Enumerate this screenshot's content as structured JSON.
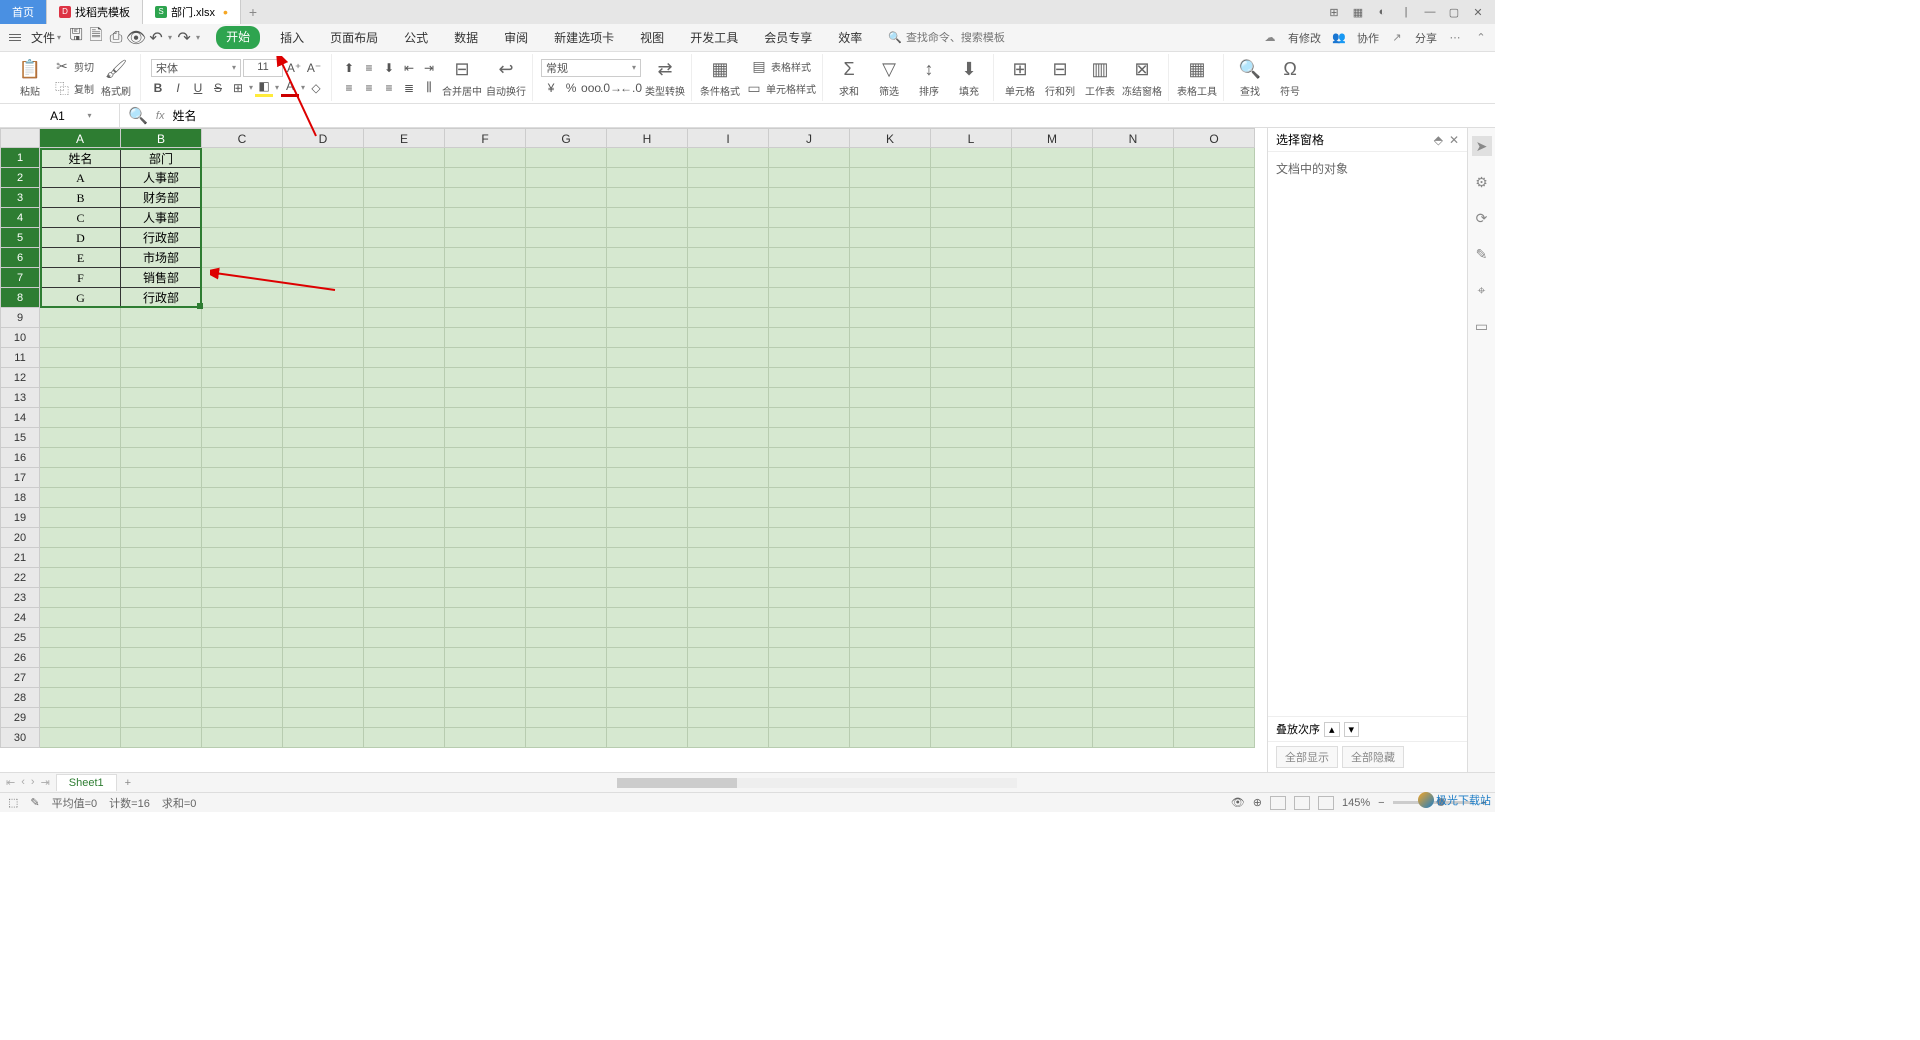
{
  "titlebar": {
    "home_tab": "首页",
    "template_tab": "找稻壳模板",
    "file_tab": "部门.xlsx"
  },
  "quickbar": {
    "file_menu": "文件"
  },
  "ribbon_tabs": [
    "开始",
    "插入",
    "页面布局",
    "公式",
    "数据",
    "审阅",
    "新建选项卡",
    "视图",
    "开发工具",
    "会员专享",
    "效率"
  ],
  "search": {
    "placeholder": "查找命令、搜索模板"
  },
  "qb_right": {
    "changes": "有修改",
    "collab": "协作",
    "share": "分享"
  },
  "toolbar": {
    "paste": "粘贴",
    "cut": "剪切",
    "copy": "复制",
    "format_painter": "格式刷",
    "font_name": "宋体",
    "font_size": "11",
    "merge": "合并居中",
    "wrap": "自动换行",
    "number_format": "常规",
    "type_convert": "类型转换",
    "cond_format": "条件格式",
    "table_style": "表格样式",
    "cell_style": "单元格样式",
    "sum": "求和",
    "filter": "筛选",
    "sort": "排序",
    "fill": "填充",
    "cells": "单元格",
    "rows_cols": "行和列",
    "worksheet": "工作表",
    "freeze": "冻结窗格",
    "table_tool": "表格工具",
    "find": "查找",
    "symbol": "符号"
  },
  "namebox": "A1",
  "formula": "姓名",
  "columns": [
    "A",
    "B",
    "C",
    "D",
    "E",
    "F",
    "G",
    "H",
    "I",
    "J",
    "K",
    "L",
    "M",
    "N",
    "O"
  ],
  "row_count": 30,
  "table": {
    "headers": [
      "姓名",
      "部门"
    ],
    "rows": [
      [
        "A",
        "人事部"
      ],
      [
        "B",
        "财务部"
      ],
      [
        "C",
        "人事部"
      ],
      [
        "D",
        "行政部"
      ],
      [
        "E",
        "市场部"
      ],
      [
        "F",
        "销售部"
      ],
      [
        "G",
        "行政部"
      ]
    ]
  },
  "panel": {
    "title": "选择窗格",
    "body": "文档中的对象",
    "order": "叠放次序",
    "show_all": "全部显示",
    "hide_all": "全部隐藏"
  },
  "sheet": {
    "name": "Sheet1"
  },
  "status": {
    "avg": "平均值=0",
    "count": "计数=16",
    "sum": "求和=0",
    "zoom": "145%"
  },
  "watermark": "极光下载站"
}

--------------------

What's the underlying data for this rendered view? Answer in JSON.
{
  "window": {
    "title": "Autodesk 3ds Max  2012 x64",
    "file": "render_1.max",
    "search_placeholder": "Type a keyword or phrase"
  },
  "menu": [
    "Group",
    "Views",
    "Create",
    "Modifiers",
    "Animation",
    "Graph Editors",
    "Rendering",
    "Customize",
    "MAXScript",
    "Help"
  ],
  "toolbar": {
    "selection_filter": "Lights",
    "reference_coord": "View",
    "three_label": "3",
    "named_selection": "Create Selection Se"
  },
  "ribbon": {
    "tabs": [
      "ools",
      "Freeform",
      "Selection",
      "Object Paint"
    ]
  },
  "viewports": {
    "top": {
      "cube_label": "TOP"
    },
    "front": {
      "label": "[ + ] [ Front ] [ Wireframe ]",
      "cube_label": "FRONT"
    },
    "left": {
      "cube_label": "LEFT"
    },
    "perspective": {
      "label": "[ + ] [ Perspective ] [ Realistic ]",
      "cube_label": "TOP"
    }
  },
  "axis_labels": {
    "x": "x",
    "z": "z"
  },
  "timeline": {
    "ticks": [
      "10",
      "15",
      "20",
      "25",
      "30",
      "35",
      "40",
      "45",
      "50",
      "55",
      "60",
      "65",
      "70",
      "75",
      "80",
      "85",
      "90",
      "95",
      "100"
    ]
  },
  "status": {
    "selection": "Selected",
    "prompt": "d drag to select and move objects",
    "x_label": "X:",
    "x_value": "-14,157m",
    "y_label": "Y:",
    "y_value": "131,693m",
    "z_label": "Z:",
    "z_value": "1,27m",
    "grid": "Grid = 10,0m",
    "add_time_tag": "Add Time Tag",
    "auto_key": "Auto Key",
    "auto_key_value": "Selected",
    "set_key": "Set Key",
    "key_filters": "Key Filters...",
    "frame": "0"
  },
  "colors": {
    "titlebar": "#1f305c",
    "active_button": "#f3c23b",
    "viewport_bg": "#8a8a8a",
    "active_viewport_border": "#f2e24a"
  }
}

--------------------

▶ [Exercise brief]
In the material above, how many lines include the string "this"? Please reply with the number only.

▶ [Solved problem]
2